Cutaneous leishmaniasis control in Alta Verapaz (northern Guatemala): evaluating current efforts through stakeholders’ experiences

Mendizabal-Cabrera, Renata, Pérez, Isabel, Becerril Montekio, Victor, Pérez, Freddy, Durán, Erick and Trueba, Mei L (2021) Cutaneous leishmaniasis control in Alta Verapaz (northern Guatemala): evaluating current efforts through stakeholders’ experiences. Infectious Diseases of Poverty, 10 (a61). pp. 1-12. ISSN 2049-9957

[img] PDF - Published Version
Available under License Creative Commons Attribution.

Download (1MB)

Abstract

Background
Cutaneous leishmaniasis (CL), endemic in Guatemala, mostly affects poor people living in the northern region. A national control program that includes surveillance, diagnose, and treatment offered free of cost by the Ministry of Health (MoH) has been in place since 2003. However, the incidence is increasing and treatment rates are not optimal, suggesting that current efforts are not being effective. This study aimed to understand barriers and facilitators of CL control in Guatemala as experienced and perceived by key stakeholders in order to comprehend what works well and does not and suggest evidence-informed interventions.

Methods
The study was conducted in the Cobán municipality, the most endemic of Guatemala, situated in the Department of Alta Verapaz. Data were collected during May and June 2019 via focus groups and semi-structured interviews with key stakeholders, including local and national health personnel and residents of four communities of the endemic region. Thematic and content analysis of the collected data was conducted using NVIVO.

Results
Three overarching issues hamper the effectiveness of current CL efforts: resource scarcity, treatment challenges, and knowledge-action gaps. Scarce economic resources from the MoH and community residents negatively impact incidence, detection of cases and treatment rates in that preventive action is insufficient and healthcare access is low. In addition, local health workers often lack specialized CL training and access to the national CL control guidelines. With regards to the population living in the study area, misunderstanding of disease causation, shame associated with CL lesions, treatment pain fear, and long (often uncertain) waiting times for diagnose and treatment negatively affect people’s willingness to seek help, treatment adherence, and their trust on the healthcare provided.

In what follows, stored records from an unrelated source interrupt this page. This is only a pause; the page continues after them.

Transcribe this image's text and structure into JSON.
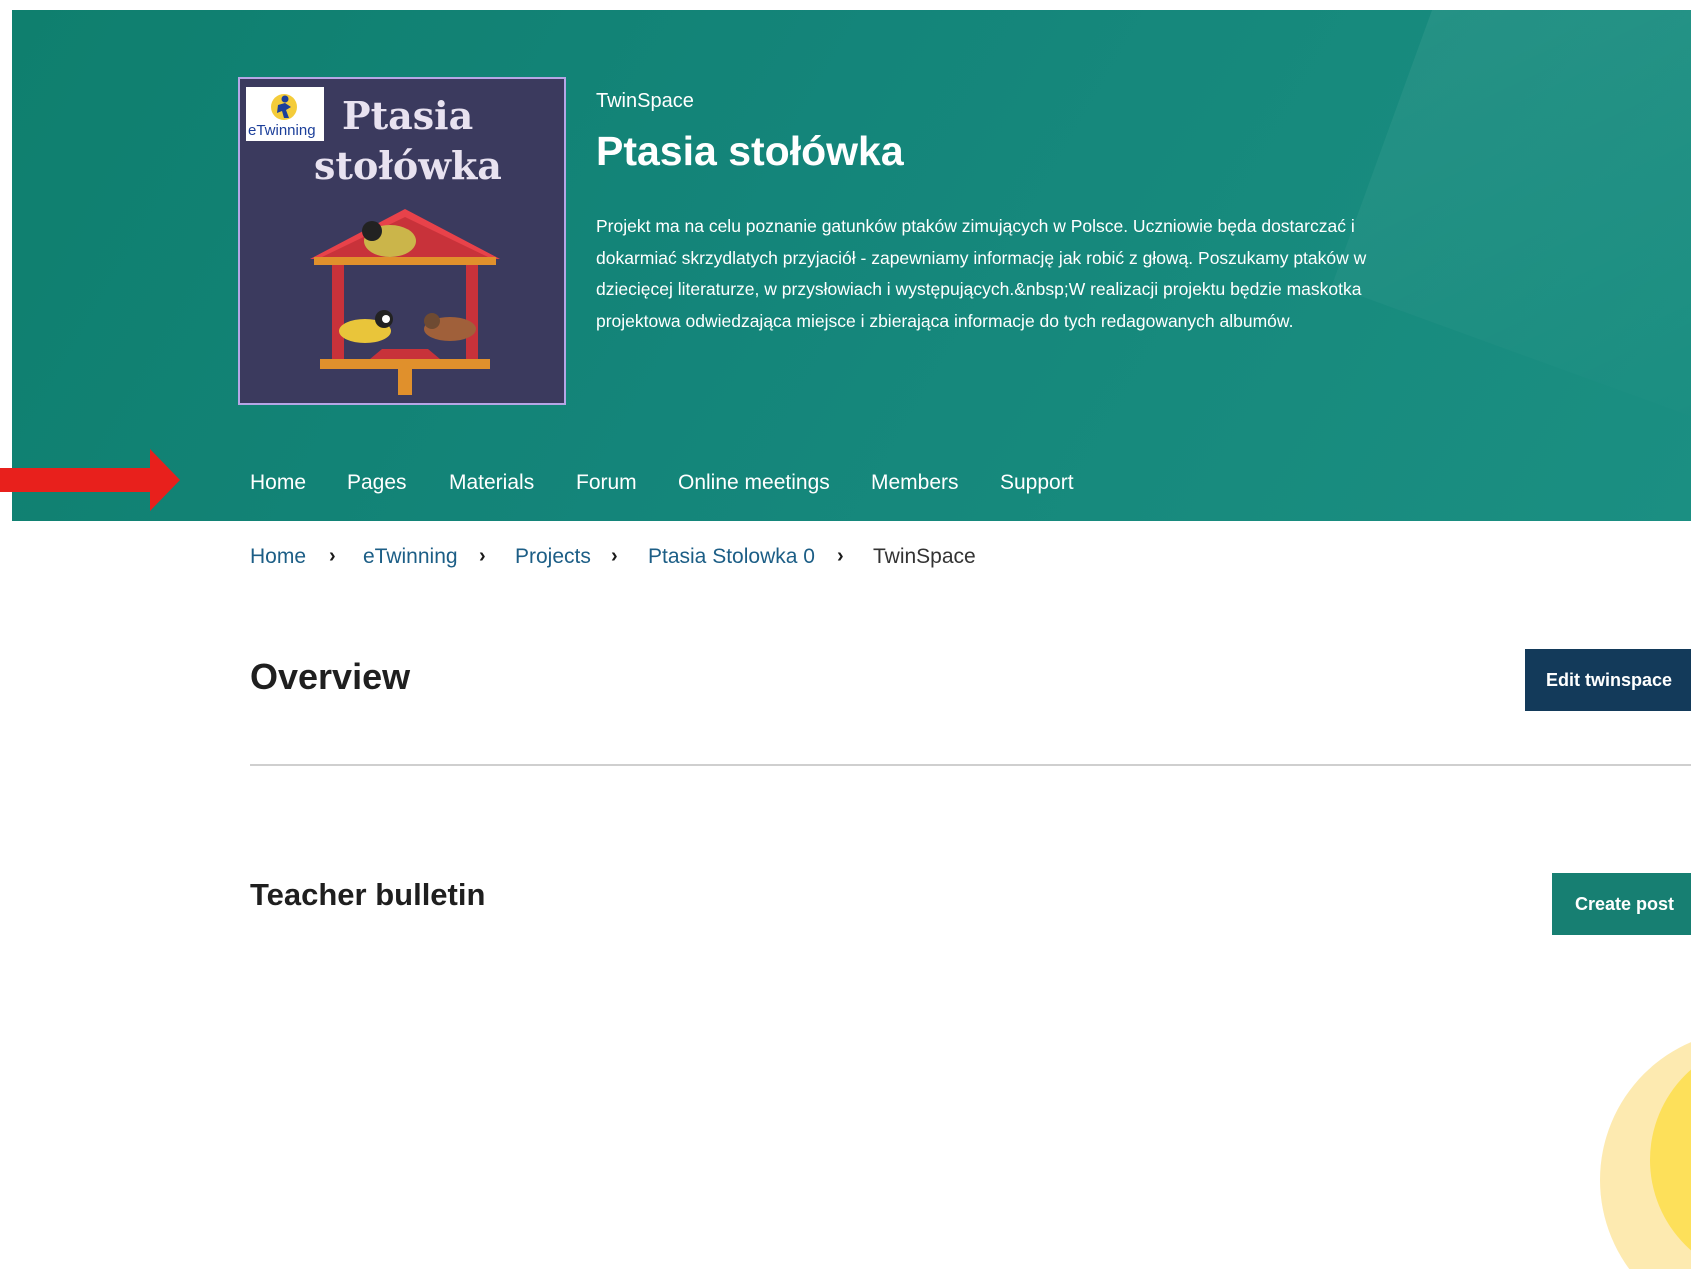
{
  "header": {
    "eyebrow": "TwinSpace",
    "title": "Ptasia stołówka",
    "description": "Projekt ma na celu poznanie gatunków ptaków zimujących w Polsce. Uczniowie będa dostarczać i dokarmiać skrzydlatych przyjaciół - zapewniamy informację jak robić z głową. Poszukamy ptaków w dziecięcej literaturze, w przysłowiach i występujących.&nbsp;W realizacji projektu będzie maskotka projektowa odwiedzająca miejsce i zbierająca informacje do tych redagowanych albumów.",
    "thumbnail": {
      "logo_text": "eTwinning",
      "title_line1": "Ptasia",
      "title_line2": "stołówka"
    }
  },
  "nav": {
    "items": [
      {
        "label": "Home",
        "active": true
      },
      {
        "label": "Pages"
      },
      {
        "label": "Materials"
      },
      {
        "label": "Forum"
      },
      {
        "label": "Online meetings"
      },
      {
        "label": "Members"
      },
      {
        "label": "Support"
      }
    ]
  },
  "breadcrumb": {
    "items": [
      "Home",
      "eTwinning",
      "Projects",
      "Ptasia Stolowka 0",
      "TwinSpace"
    ],
    "separator": "›"
  },
  "overview": {
    "heading": "Overview",
    "edit_button": "Edit twinspace"
  },
  "bulletin": {
    "heading": "Teacher bulletin",
    "create_button": "Create post"
  },
  "colors": {
    "hero": "#14857a",
    "edit_button": "#133a5a",
    "create_button": "#177f72",
    "annotation_arrow": "#e8201c",
    "link": "#1c5e86"
  },
  "icons": {
    "breadcrumb_separator": "chevron-right-icon",
    "annotation": "red-arrow-icon"
  }
}
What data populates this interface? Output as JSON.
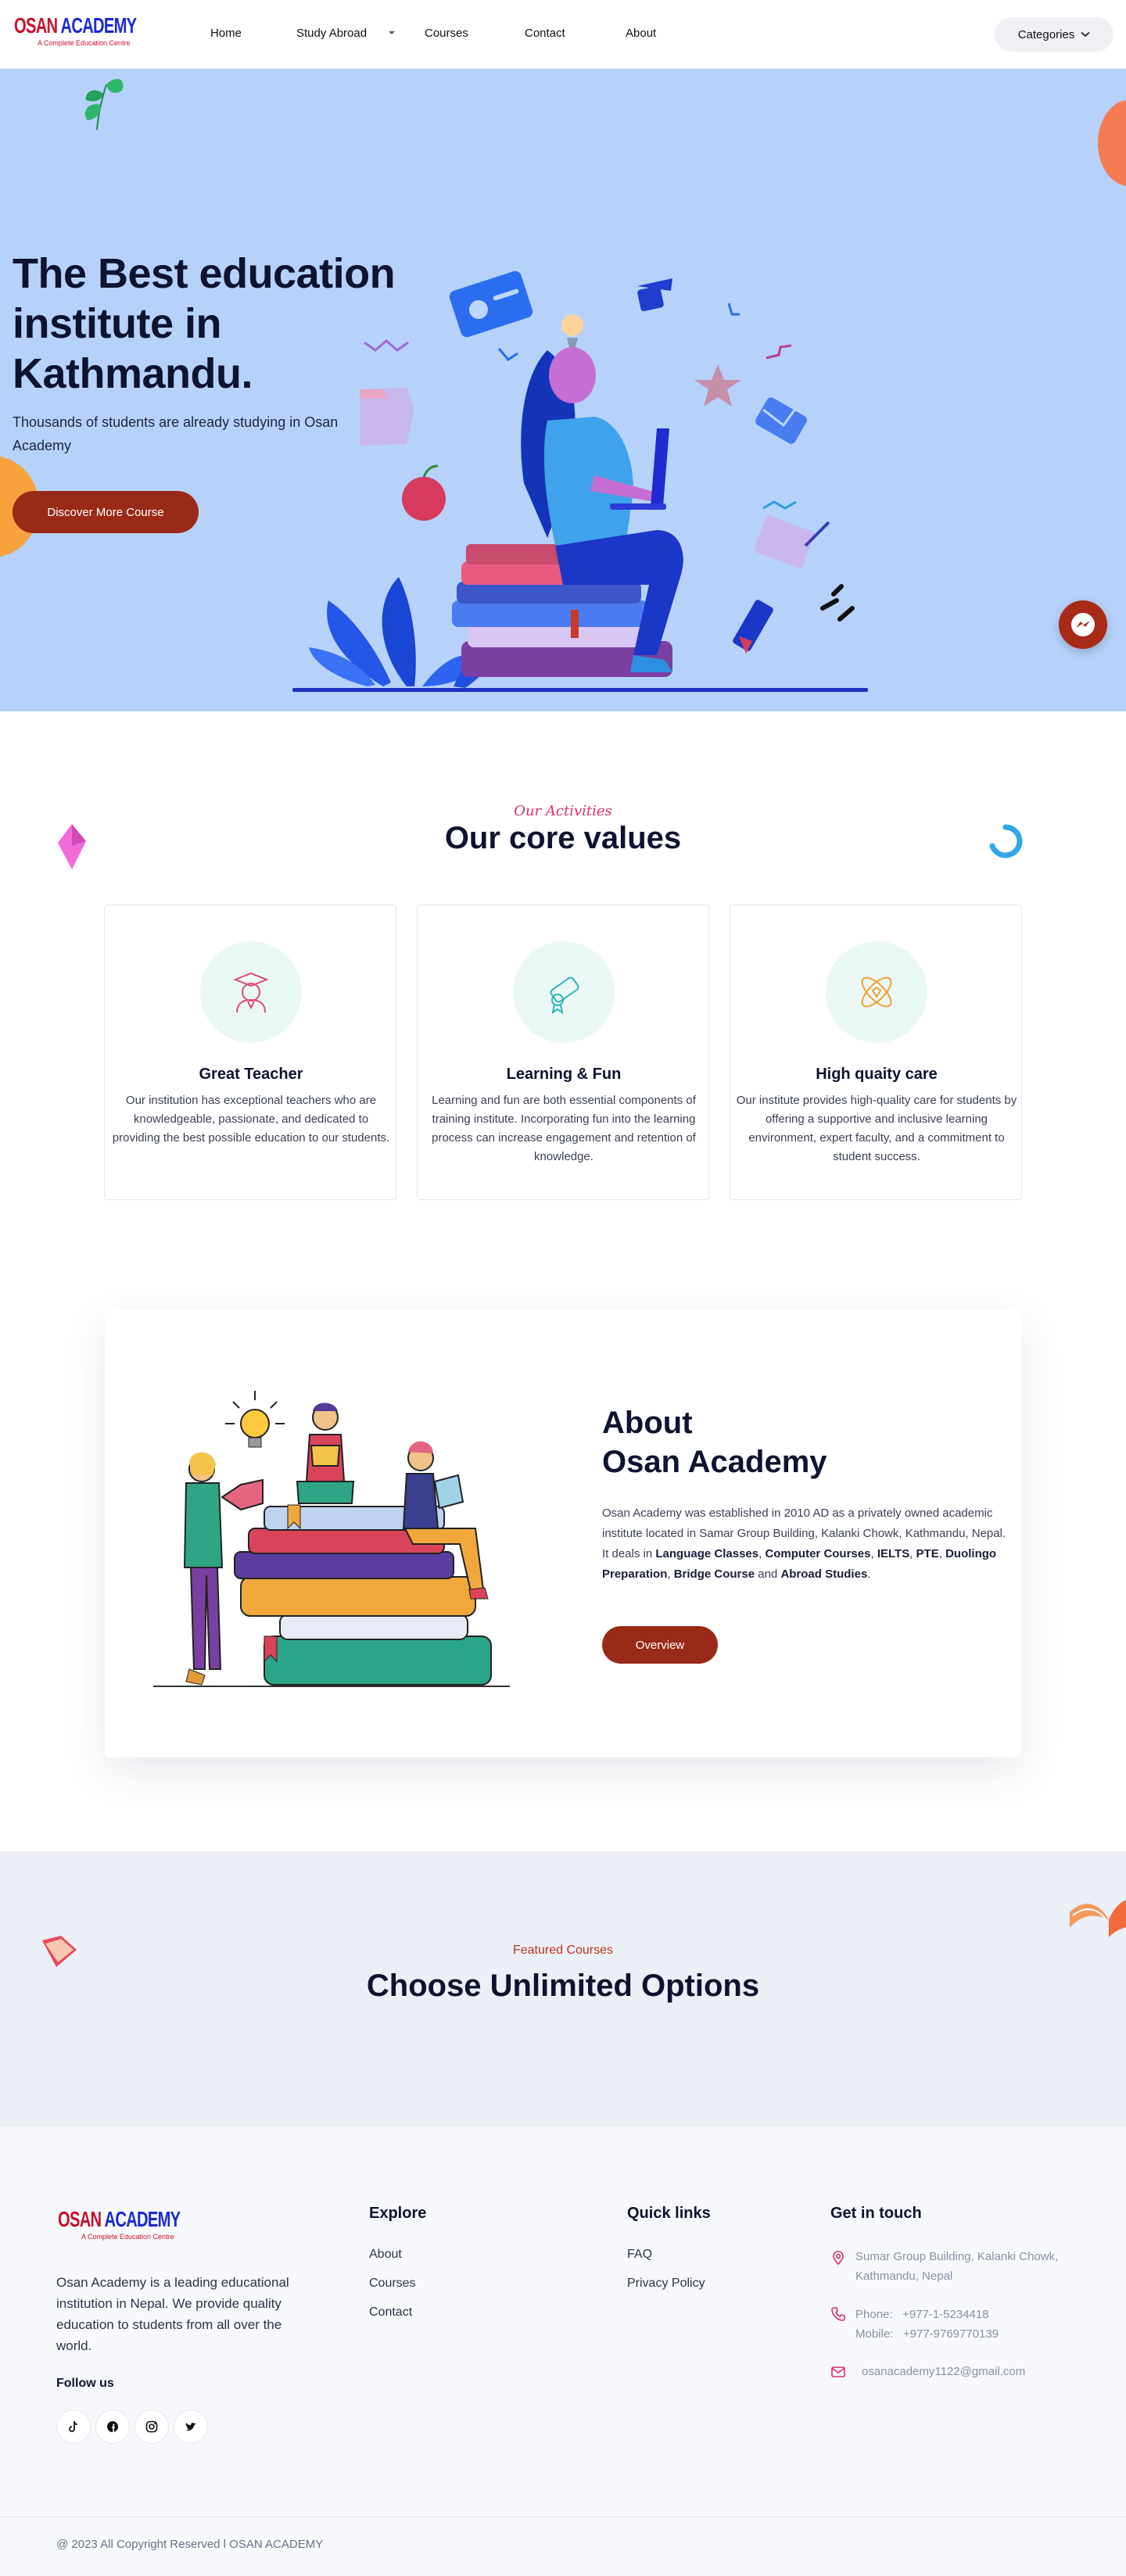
{
  "header": {
    "logo": {
      "word1": "OSAN",
      "word2": "ACADEMY",
      "tagline": "A Complete Education Centre"
    },
    "nav": [
      "Home",
      "Study Abroad",
      "Courses",
      "Contact",
      "About"
    ],
    "categories_label": "Categories"
  },
  "hero": {
    "title": "The Best education institute in Kathmandu.",
    "subtitle": "Thousands of students are already studying in Osan Academy",
    "button": "Discover More Course"
  },
  "values": {
    "eyebrow": "Our Activities",
    "title": "Our core values",
    "cards": [
      {
        "icon": "graduate-icon",
        "title": "Great Teacher",
        "text": "Our institution has exceptional teachers who are knowledgeable, passionate, and dedicated to providing the best possible education to our students."
      },
      {
        "icon": "diploma-icon",
        "title": "Learning & Fun",
        "text": "Learning and fun are both essential components of training institute. Incorporating fun into the learning process can increase engagement and retention of knowledge."
      },
      {
        "icon": "atom-icon",
        "title": "High quaity care",
        "text": "Our institute provides high-quality care for students by offering a supportive and inclusive learning environment, expert faculty, and a commitment to student success."
      }
    ]
  },
  "about": {
    "title_line1": "About",
    "title_line2": "Osan Academy",
    "text_intro": "Osan Academy was established in 2010 AD as a privately owned academic institute located in Samar Group Building, Kalanki Chowk, Kathmandu, Nepal. It deals in ",
    "offerings": [
      "Language Classes",
      "Computer Courses",
      "IELTS",
      "PTE",
      "Duolingo Preparation",
      "Bridge Course",
      "Abroad Studies"
    ],
    "sep_comma": ", ",
    "sep_and": " and ",
    "sep_end": ".",
    "button": "Overview"
  },
  "courses": {
    "eyebrow": "Featured Courses",
    "title": "Choose Unlimited Options"
  },
  "footer": {
    "about": "Osan Academy is a leading educational institution in Nepal. We provide quality education to students from all over the world.",
    "follow_label": "Follow us",
    "social": [
      "tiktok-icon",
      "facebook-icon",
      "instagram-icon",
      "twitter-icon"
    ],
    "explore": {
      "title": "Explore",
      "links": [
        "About",
        "Courses",
        "Contact"
      ]
    },
    "quick": {
      "title": "Quick links",
      "links": [
        "FAQ",
        "Privacy Policy"
      ]
    },
    "contact": {
      "title": "Get in touch",
      "address_line1": "Sumar Group Building, Kalanki Chowk,",
      "address_line2": "Kathmandu, Nepal",
      "phone_label": "Phone:",
      "phone": "+977-1-5234418",
      "mobile_label": "Mobile:",
      "mobile": "+977-9769770139",
      "email": "osanacademy1122@gmail.com"
    },
    "copyright": "@ 2023 All Copyright Reserved l OSAN ACADEMY"
  },
  "colors": {
    "brand_red": "#9a2a18",
    "hero_bg": "#b6d2fb",
    "dark": "#0e1330",
    "eyebrow_pink": "#d8306a"
  }
}
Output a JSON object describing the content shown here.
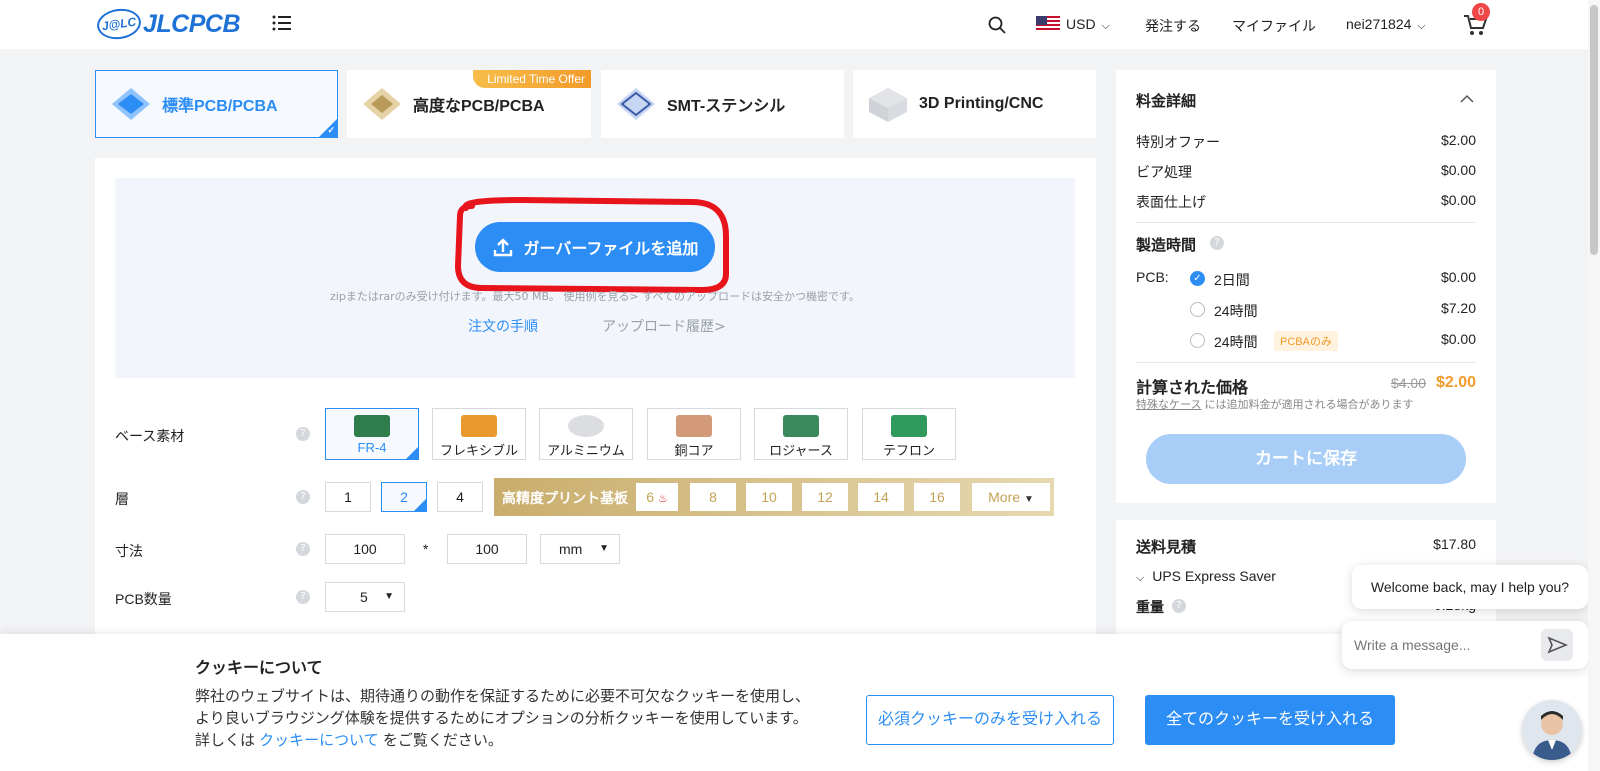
{
  "header": {
    "logo_badge": "J@LC",
    "logo_text": "JLCPCB",
    "currency": "USD",
    "order": "発注する",
    "my_files": "マイファイル",
    "username": "nei271824",
    "cart_count": "0"
  },
  "tabs": [
    {
      "label": "標準PCB/PCBA"
    },
    {
      "label": "高度なPCB/PCBA",
      "badge": "Limited Time Offer"
    },
    {
      "label": "SMT-ステンシル"
    },
    {
      "label": "3D Printing/CNC"
    }
  ],
  "upload": {
    "button": "ガーバーファイルを追加",
    "note": "zipまたはrarのみ受け付けます。最大50 MB。 使用例を見る>  すべてのアップロードは安全かつ機密です。",
    "order_steps": "注文の手順",
    "history": "アップロード履歴>"
  },
  "form": {
    "base_material": {
      "label": "ベース素材",
      "options": [
        "FR-4",
        "フレキシブル",
        "アルミニウム",
        "銅コア",
        "ロジャース",
        "テフロン"
      ]
    },
    "layers": {
      "label": "層",
      "options": [
        "1",
        "2",
        "4"
      ],
      "hd_title": "高精度プリント基板",
      "hd_options": [
        "6",
        "8",
        "10",
        "12",
        "14",
        "16"
      ],
      "more": "More"
    },
    "dimensions": {
      "label": "寸法",
      "width": "100",
      "sep": "*",
      "height": "100",
      "unit": "mm"
    },
    "quantity": {
      "label": "PCB数量",
      "value": "5"
    }
  },
  "price": {
    "title": "料金詳細",
    "rows": [
      {
        "label": "特別オファー",
        "value": "$2.00"
      },
      {
        "label": "ビア処理",
        "value": "$0.00"
      },
      {
        "label": "表面仕上げ",
        "value": "$0.00"
      }
    ],
    "build_time_title": "製造時間",
    "pcb_label": "PCB:",
    "build_options": [
      {
        "label": "2日間",
        "value": "$0.00"
      },
      {
        "label": "24時間",
        "value": "$7.20"
      },
      {
        "label": "24時間",
        "value": "$0.00",
        "badge": "PCBAのみ"
      }
    ],
    "calc_title": "計算された価格",
    "old_price": "$4.00",
    "new_price": "$2.00",
    "special_note_link": "特殊なケース",
    "special_note_rest": "には追加料金が適用される場合があります",
    "save_cart": "カートに保存"
  },
  "shipping": {
    "title": "送料見積",
    "value": "$17.80",
    "method": "UPS Express Saver",
    "weight_label": "重量",
    "weight_value": "0.28kg"
  },
  "cookie": {
    "title": "クッキーについて",
    "text_before": "弊社のウェブサイトは、期待通りの動作を保証するために必要不可欠なクッキーを使用し、より良いブラウジング体験を提供するためにオプションの分析クッキーを使用しています。詳しくは ",
    "link": "クッキーについて",
    "text_after": " をご覧ください。",
    "btn_necessary": "必須クッキーのみを受け入れる",
    "btn_all": "全てのクッキーを受け入れる"
  },
  "chat": {
    "greeting": "Welcome back, may I help you?",
    "placeholder": "Write a message..."
  },
  "colors": {
    "accent": "#2c8df5",
    "orange": "#f29b2a",
    "annotation": "#e8141c"
  }
}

Conclusions
Culturally sensitive CL preventive action must be developed. Given the scarce economic resources available for CL control in the country, the involvement of trained community health workers and the inclusion of thermotherapy as a treatment option is also advised. Other cost-effective actions include: ensuring all health workers receive CL training and have access to national CL control guidelines, improving national procurement system to avoid treatment shortages, and provision of motorized vehicles to increase active surveillance and treatment rates.

Item Type: Article
Schools and Departments: Brighton and Sussex Medical School > Global Health and Infection
SWORD Depositor: Mx Elements Account
Depositing User: Mx Elements Account
Date Deposited: 14 Apr 2021 07:30
Last Modified: 10 May 2021 07:45
URI: http://sro.sussex.ac.uk/id/eprint/98443

View download statistics for this item

📧 Request an update